The article Interactive and Participatory art by Meg Floryan talks about the involvement of the audience in artwork over time. How even though the experience of the Audience has always been there, it is now that there is a reliance on there participation in order for artwork to b completed and have meaning. The article explains the increasing participatory work that that is created as opposed to the more traditional work. however it is not saying that Traditional work is being overlooked.
I can see how participatory work has become more popular and i think that it has something to do with how as a society we feel the need to be more involved in everything. Others have mentioned the need to have instant gratification i can completely agree with that. I also feel like the younger generation is intrigued but the idea of this form of art instead of just viewing traditional art. I myself enjoy both but when it comes to Participatory art its makes it all come full circle in terms of meaning and concept.

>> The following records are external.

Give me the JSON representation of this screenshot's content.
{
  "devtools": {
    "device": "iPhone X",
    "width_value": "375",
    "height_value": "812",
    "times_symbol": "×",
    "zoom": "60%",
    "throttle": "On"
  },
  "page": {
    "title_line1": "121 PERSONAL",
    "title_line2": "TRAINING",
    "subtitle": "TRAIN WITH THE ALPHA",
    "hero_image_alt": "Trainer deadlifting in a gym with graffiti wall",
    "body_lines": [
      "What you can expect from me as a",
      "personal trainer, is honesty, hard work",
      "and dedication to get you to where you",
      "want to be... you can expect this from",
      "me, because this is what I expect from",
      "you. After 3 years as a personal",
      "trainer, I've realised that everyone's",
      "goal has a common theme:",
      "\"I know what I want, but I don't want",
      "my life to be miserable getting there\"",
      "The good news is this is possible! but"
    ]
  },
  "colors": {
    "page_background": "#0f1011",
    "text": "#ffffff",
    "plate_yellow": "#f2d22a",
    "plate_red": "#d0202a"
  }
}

In the article Introduction: “Worship at the Altar of Convergence” it starts off giving the example of Dino Ignacio whose project “Bert is Evil” gained a lot of protest after the events of September 11. It explains how through media convergence, the image is able to go through the media around the world so it becomes widespread. The article also goes on to explain that a medium for media can change its content and who it targets to view the content. It gives the example that with the television available, the radio was able to step away from story telling and focus on music.

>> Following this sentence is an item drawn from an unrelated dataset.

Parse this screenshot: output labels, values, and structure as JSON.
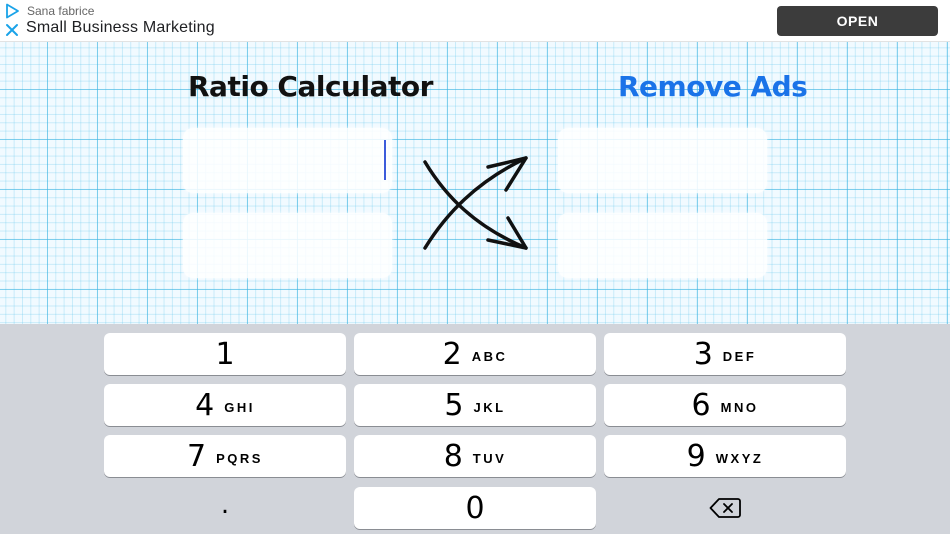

What interested me most about this was the idea of how Ignacio’s image of Bert with Bin Laden wasn’t as controversial until after 9/11. The media exploited the tragedy and coupled with the emotions of the people, the picture was received horribly. The media can twist anything to fit their story and the majority of the viewers will react how they were expected to. Things get blown out of proportion because no one stops to think how trivial it really is. People see how everyone else is reacting and follow suit. Just as fast as it starts though the media can make it disappear.
Why do we follow everyone else in terms of reactions when we just have to stop and see how ridiculous it is? Does the Media, no matter what medium hold the power?

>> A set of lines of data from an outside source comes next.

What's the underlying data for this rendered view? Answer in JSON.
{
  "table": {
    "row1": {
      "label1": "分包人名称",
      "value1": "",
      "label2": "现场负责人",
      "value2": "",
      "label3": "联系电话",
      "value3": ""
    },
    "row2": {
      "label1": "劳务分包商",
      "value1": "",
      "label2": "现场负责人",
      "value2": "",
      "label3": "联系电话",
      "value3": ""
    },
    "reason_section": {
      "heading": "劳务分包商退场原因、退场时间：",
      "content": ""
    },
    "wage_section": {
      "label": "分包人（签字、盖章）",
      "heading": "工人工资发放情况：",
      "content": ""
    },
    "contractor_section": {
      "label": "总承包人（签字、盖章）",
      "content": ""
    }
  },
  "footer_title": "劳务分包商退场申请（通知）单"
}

Wellesly College has written a short article that shares information about what we should look at when creating online accounts. It asks us to read the privacy agreement so that we will understand how the site will use the information we post. It gives the example of Facebook having rights to everything we put on there. The article warns us about putting too much personal information that could put us in danger of someone followings us or being able to contact us. As well as worrying about how we make ourselves look online we also have to be aware of tagging others in pictures could get the people you tagged or even you into trouble. The College asks us to think of all these things when creating our online identity as employers are looking at our online accounts more frequently when deciding if they want to hire.
All of this should be common sense but I still see people everyday posting things that could be used against them. The privacy issue is a good one considering how everyone is up in arms when they hear that the government will have access to everything and yet they put everything on Facebook. So many people put their phone numbers on the profile pages without having any privacy settings which makes their outrage kind of questionable. We already know that the internet isn’t exactly the most private place but we still like to keep a false sense of security. People like to think that their friends are the only ones looking at their profile and not the government, a future employer, or even a stalker. We don’t filter ourselves like we should and that is our own fault.
If we are so worried about people checking everything we do, why do we continue to advertise it? Why can’t we seem to censor ourselves?